Hot rods are a type of American car that have been modified or rebuilt to improve their performance and appearance.
Hot Rodmagazine was one of the first to define the term, which originally referred to disassembled roadsters built for acceleration. Over time, the definition has been expanded to include any type of motor vehicle that has been modified for the street or for racing. My own experience with hot rods began with a car show focused on racing cars.
However, my Buick Kustom and Deuce Hot Rod garnered more attention, and I soon found myself immersed in the world of hot rodding. To create a successful hot rod, it's important to consider the right proportions, posture, and consistency in the materials used. In particular, the Ford from 1949 to 1951 is often referred to as a hot rod due to its square body style with integral fenders. At its core, a hot rod is a basic, stripped car that has been modified to go faster, drive better, and stop faster than its original version.
It's easy to spot a hot rod when you're a kid and you love cars - no matter what decade you grew up in. Generally speaking, hot rods have no fenders, are lowered at the front, and feature high-performance engines with three carbs lined up. Hot rod competitions are usually limited to acceleration events (such as drag racing). However, they can also compete in various classes against time or distance in attempts at speed and endurance.
Hot rods have also made their mark on film - from the dramatic London to the comedy Hot Rod. Like many hot rodders, I got my start at an early age - I was self-taught by 15. Squeezing the front of a hot rod gives it a tilted stance, while Z'ing at both ends drops the whole car “into the undergrowth”. Hot rodding is an amalgamation of different cars that can be built for collectors, builders, racers, and street drivers alike. It's important to note that hot rods are sometimes incorrectly used to refer to cars that are built strictly for appearance and comfort.

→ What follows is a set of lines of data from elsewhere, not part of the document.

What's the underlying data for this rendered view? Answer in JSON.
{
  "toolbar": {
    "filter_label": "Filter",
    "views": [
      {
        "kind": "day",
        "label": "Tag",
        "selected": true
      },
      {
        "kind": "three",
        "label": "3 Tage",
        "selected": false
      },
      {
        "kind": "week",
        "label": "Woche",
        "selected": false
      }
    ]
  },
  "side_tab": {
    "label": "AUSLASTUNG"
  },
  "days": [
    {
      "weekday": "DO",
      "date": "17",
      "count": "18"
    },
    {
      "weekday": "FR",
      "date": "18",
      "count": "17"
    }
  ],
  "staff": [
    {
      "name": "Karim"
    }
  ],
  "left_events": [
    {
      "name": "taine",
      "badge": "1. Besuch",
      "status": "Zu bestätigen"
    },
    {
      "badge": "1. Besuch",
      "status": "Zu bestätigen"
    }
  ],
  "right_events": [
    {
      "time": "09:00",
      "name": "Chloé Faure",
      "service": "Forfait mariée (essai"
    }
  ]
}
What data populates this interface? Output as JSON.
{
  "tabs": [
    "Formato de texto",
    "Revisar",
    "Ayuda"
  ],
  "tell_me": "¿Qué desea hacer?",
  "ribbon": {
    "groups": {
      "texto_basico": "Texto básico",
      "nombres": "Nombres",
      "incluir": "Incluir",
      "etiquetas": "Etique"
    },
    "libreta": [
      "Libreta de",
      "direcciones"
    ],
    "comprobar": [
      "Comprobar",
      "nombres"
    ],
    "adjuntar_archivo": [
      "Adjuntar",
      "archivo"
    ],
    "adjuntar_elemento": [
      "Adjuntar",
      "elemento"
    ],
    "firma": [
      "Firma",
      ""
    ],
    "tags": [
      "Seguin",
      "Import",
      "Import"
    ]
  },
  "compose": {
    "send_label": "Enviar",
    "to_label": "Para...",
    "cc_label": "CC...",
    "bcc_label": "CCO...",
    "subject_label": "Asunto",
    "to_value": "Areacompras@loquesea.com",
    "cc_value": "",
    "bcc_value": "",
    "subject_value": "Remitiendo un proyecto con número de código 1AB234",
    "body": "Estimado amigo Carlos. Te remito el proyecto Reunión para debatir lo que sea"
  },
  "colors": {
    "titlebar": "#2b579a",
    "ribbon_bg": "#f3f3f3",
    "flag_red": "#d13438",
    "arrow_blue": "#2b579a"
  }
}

Modern hot rods incorporate modern style and technology such as independent front and rear suspension, fuel-injected engines, renewed interiors, billet aluminum wheels and radial performance tires, and updated electronics. We'll also discuss body modification and paint terms, engine and suspension jargon, and slang words that have become commonplace in the world of hot rodding.